Tuesday, October 22, 2013

Parliamentary sovereignty trumps contracts

Skycity's New Zealand International Convention Centre Bill was reported back [PDF] from select committee today. But while the National majority on the committee recommended that it be passed with only minor amendments, Labour and the Greens made it clear that they would be repealing the bill and its regulatory concessions, with the backing of a Crown Law opinion saying they could do so:

A future Government would be able to scrap the SkyCity convention centre deal without paying any compensation to the casino operator, Crown Law says.


Advice to the committee from Crown Law says while the deal and the legislation can be scrapped by a future government, it would be liable to pay SkyCity millions of dollars in compensation.

However, a future parliament could also amend the legislation to remove the compensation provisions.

Crown Law warned the wording of any future change must be extremely clear, because courts are likely to interpret ambiguity in favour of the payment of compensation.

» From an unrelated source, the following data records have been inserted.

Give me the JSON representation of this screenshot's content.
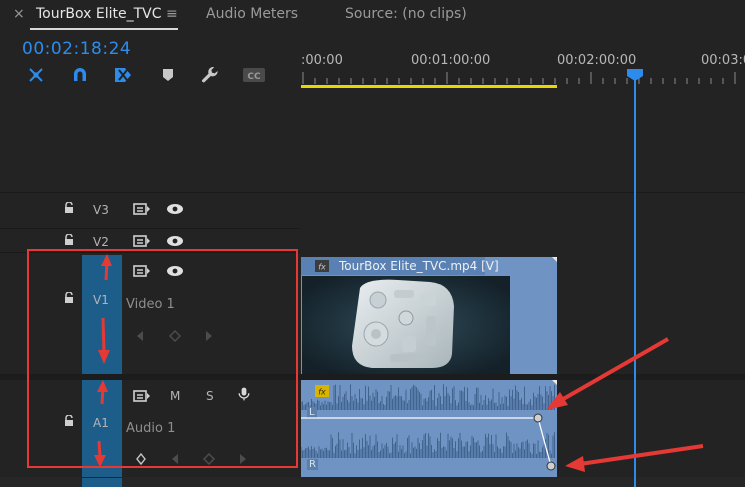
{
  "tabs": {
    "close_glyph": "×",
    "sequence_label": "TourBox Elite_TVC",
    "menu_glyph": "≡",
    "audio_meters_label": "Audio Meters",
    "source_label": "Source: (no clips)"
  },
  "timeline": {
    "timecode": "00:02:18:24",
    "ruler_labels": [
      ":00:00",
      "00:01:00:00",
      "00:02:00:00",
      "00:03:0"
    ],
    "tools": [
      "snap-icon",
      "magnet-icon",
      "linked-selection-icon",
      "marker-icon",
      "wrench-icon",
      "captions-icon"
    ],
    "tool_cc_text": "CC"
  },
  "tracks": {
    "v3": {
      "label": "V3"
    },
    "v2": {
      "label": "V2"
    },
    "v1": {
      "label": "V1",
      "name": "Video 1"
    },
    "a1": {
      "label": "A1",
      "name": "Audio 1",
      "mute": "M",
      "solo": "S"
    }
  },
  "clips": {
    "video": {
      "fx": "fx",
      "name": "TourBox Elite_TVC.mp4 [V]"
    },
    "audio": {
      "fx": "fx",
      "channel_left": "L",
      "channel_right": "R"
    }
  },
  "colors": {
    "accent": "#2d8ceb",
    "clip": "#6f93c3",
    "work_area": "#e8d700",
    "annotation": "#e53935"
  }
}
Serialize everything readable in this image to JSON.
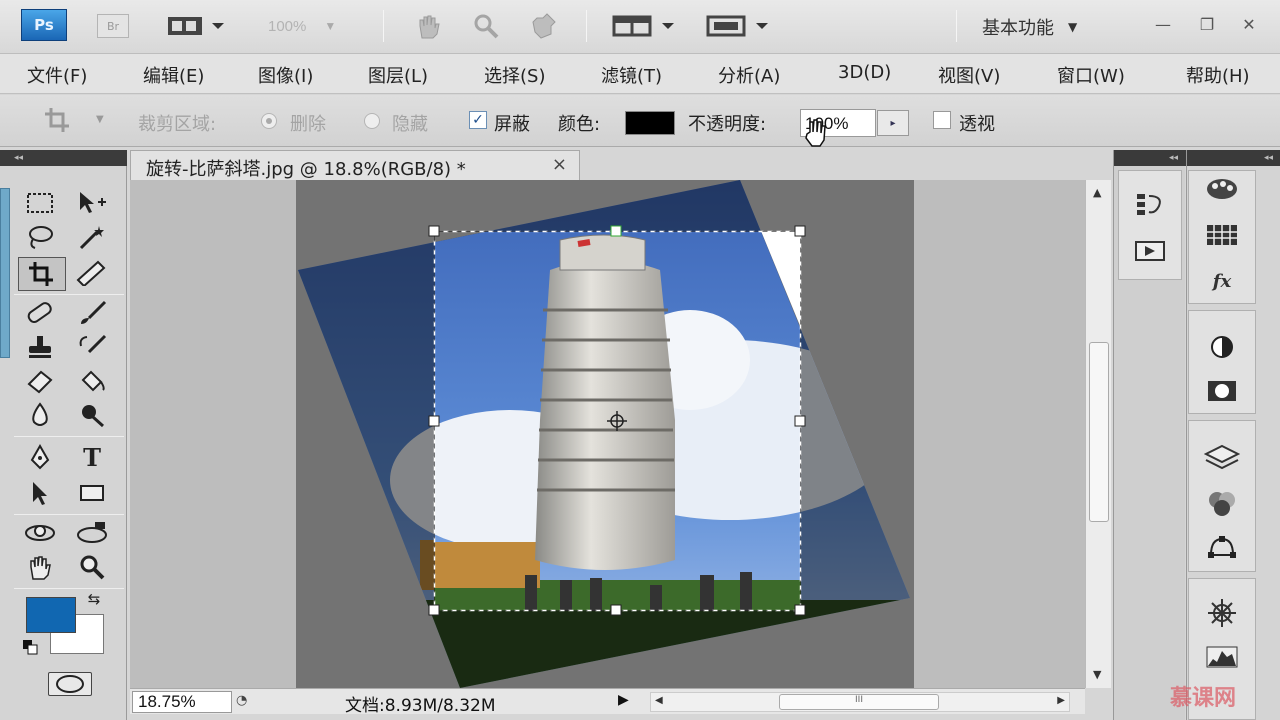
{
  "titlebar": {
    "app_logo": "Ps",
    "bridge_logo": "Br",
    "zoom_value": "100%",
    "workspace_label": "基本功能",
    "icons": [
      "film-strip-icon",
      "hand-icon",
      "zoom-icon",
      "rotate-view-icon",
      "arrange-documents-icon",
      "screen-mode-icon"
    ]
  },
  "menu": {
    "items": [
      "文件(F)",
      "编辑(E)",
      "图像(I)",
      "图层(L)",
      "选择(S)",
      "滤镜(T)",
      "分析(A)",
      "3D(D)",
      "视图(V)",
      "窗口(W)",
      "帮助(H)"
    ]
  },
  "options": {
    "crop_area_label": "裁剪区域:",
    "delete_label": "删除",
    "hide_label": "隐藏",
    "shield_label": "屏蔽",
    "shield_checked": true,
    "color_label": "颜色:",
    "shield_color": "#000000",
    "opacity_label": "不透明度:",
    "opacity_value": "100%",
    "perspective_label": "透视",
    "perspective_checked": false
  },
  "document": {
    "tab_title": "旋转-比萨斜塔.jpg @ 18.8%(RGB/8) *",
    "close_glyph": "×",
    "zoom_field": "18.75%",
    "doc_info": "文档:8.93M/8.32M"
  },
  "tools": {
    "foreground_color": "#1167b1",
    "background_color": "#ffffff"
  },
  "watermark": "慕课网"
}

Steven Joyce is squealing at this prospect, warning that any attempt to revoke the deal would cause Armageddon and corporate sulking. But Parliament is sovereign, and businesses know that this sort of arrangement is subject to "political risk". SkyCity's been put on notice about what will happen when the government changes; if they continue with the deal and lose a packet on it, they have only themselves to blame.

As for Joyce, if he doesn't want future Parliaments to revoke his sleazy backroom deals, he shouldn't make them. Its that simple.